Just over 2 years ago I wrote a post about blog commenting.
Recently I have had a number of conversations with teachers about blogging, some long term bloggers, others newcomers. The subject of comments always comes up. When I wrote my previous post, Bev Novak, said the “comments are the cherry on top” of her blogging experience. Other readers admitted to lurking and seldom commenting. In general though, there was an understanding that comments are important in the blogging process – the feedback and interaction with readers an integral element.
Our school has worked hard over the past few years to encourage class blogs. Our starting point has always been to connect to our parent community – open our classroom walls so to speak. Our teachers have also worked at global connections through Quadblogs and by connecting with community experts etc. We publicise our blog posts through emails to our parents and by Twitter to our broader networks.

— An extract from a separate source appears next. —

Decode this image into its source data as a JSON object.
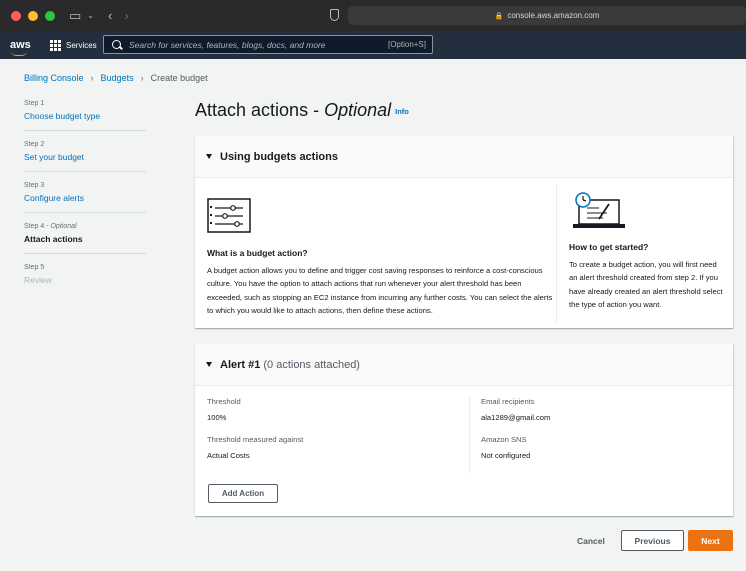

In the recent discussions we have remarked at how hard it is to actually elicit comments from our readers. Once again we acknowledge that we do have an audience, our visitor statistics prove this but the two way conversations are few and in fact disappointing. We have heard anecdotally that many readers still lack confidence in commenting. Worries stem from not knowing what to say, to seeming over-eager, to favouring one class/student blog over another.
I believe it is still in the mindset of many that they do not have anything to offer or fear exposing themselves as a learner too! I still strongly believe that the process of creating a class or personal blog is extremely worthwhile and I actively encourage many teachers to begin this pathway. One of the ‘benefits’ I cite when talking to teachers about blogs is the fact that you create an audience for your work and comments are the mechanism for feedback from that audience. I understand a class teachers disenchantment with the process if they are receiving little or no feedback.
There obviously remains much work to be done to build the communication culture with our students, their parents and the wider community. On reflection, this is not really surprising as although blogging seems old news to many of us, it is still early days for many. We need to be creative in ways to elicit feedback, continue asking questions, use polls etc but not give up. We also need to continue to teach commenting skills, embed this communication into our practice. Once again much inspiration in this area can be found from Silvia Rosenthal Tolisano, in particular her recent posts on Making Blogging Visible. This is a snippet from a wonderful infographic (click picture to see the full graphic).